Records from a data collection

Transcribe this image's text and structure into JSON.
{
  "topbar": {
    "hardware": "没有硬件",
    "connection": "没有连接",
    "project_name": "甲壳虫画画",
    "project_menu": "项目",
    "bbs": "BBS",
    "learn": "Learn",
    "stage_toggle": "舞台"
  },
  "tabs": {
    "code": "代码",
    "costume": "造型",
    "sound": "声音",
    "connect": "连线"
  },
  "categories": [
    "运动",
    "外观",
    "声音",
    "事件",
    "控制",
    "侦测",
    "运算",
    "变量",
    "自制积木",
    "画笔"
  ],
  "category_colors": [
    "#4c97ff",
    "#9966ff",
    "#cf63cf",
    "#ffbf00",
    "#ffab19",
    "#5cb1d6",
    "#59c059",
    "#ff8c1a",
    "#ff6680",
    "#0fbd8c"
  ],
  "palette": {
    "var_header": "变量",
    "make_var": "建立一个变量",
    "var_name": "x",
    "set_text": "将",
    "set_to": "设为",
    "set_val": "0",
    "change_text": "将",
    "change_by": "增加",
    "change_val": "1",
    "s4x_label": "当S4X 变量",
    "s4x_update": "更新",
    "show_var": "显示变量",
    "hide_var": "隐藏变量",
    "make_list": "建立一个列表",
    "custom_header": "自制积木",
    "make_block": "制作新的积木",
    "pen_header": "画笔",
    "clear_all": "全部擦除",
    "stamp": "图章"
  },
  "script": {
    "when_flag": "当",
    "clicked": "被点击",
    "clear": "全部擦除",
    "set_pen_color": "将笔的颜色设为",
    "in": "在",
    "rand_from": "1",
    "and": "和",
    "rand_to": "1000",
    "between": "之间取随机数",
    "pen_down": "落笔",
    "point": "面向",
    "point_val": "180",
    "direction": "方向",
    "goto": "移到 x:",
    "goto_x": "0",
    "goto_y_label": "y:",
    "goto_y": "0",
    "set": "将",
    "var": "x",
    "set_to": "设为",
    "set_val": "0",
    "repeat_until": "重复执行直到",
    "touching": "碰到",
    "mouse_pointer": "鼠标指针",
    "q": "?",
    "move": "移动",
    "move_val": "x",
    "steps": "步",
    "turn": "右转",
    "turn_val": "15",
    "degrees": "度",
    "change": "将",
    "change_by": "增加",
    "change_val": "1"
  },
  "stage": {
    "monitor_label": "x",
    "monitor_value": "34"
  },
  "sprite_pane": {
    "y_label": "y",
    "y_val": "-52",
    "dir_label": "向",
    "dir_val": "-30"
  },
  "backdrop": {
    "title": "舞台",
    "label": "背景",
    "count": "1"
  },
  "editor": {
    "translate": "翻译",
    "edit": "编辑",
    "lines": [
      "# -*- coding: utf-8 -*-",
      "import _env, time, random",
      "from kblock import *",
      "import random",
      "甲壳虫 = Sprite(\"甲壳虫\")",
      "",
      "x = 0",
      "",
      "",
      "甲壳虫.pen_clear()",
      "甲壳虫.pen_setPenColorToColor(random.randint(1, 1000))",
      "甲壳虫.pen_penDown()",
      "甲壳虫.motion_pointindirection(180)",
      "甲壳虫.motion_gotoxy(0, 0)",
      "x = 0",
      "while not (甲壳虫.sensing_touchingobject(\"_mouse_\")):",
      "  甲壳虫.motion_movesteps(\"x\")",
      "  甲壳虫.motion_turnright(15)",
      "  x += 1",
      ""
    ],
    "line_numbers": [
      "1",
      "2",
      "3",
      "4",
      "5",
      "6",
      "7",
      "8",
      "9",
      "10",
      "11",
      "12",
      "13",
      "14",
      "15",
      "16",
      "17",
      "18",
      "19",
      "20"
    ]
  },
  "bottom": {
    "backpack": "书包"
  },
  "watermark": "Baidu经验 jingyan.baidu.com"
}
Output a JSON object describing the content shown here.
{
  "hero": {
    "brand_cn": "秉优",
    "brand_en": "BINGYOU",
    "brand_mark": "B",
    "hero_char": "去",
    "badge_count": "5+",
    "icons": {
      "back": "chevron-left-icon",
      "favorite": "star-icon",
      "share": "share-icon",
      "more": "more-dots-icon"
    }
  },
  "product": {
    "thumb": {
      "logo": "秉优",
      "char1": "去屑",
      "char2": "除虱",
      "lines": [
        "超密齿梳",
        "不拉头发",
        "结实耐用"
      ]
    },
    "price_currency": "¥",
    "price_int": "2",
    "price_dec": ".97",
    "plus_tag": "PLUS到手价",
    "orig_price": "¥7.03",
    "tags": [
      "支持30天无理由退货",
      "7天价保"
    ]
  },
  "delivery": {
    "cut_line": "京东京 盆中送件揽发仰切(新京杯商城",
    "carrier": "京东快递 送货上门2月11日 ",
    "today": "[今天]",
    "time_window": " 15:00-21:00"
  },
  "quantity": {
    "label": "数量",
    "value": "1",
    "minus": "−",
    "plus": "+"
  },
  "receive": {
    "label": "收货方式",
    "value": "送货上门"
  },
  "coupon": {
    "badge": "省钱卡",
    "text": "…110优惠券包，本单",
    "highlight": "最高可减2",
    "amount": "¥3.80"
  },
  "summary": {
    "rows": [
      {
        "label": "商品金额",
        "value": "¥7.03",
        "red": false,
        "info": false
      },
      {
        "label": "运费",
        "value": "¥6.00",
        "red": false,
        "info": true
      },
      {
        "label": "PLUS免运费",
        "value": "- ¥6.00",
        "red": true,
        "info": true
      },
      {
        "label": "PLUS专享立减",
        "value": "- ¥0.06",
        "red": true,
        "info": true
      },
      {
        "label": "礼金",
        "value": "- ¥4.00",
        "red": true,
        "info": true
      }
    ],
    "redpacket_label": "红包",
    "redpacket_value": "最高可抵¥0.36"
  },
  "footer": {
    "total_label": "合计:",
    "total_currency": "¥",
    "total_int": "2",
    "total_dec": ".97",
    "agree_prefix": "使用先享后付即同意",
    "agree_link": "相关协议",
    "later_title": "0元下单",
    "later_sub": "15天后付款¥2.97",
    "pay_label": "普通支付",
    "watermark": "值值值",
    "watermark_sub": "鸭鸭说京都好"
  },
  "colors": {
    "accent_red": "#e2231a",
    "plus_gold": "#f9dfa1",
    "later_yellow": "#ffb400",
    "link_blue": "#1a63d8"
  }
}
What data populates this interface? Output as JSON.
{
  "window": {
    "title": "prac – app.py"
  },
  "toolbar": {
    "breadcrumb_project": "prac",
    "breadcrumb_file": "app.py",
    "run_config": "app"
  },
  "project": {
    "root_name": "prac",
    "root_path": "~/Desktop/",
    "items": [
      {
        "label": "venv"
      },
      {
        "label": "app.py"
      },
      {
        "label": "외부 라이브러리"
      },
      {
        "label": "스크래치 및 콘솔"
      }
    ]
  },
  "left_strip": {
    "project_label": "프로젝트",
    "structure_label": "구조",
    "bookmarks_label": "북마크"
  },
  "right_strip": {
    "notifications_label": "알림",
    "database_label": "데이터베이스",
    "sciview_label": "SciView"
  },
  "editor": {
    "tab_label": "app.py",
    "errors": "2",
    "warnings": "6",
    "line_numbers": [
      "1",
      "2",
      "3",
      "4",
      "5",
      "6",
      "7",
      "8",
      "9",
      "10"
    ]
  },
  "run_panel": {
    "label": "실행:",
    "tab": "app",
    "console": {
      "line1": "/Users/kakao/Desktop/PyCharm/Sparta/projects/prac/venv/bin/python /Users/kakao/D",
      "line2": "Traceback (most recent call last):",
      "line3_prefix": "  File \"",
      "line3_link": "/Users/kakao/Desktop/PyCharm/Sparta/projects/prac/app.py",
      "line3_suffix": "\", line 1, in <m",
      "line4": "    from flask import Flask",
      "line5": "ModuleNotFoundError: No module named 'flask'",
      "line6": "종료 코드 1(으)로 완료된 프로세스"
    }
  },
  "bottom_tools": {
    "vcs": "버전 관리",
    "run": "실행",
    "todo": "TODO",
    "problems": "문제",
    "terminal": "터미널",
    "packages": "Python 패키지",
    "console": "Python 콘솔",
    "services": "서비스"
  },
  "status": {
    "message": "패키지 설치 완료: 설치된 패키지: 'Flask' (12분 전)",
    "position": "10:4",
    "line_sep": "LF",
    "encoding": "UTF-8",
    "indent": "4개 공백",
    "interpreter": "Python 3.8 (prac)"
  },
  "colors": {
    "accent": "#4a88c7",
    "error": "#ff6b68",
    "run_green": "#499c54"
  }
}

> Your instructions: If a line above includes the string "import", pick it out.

> Problem solution:
      "import _env, time, random",
      "from kblock import *",
      "import random",
      "line4": "    from flask import Flask",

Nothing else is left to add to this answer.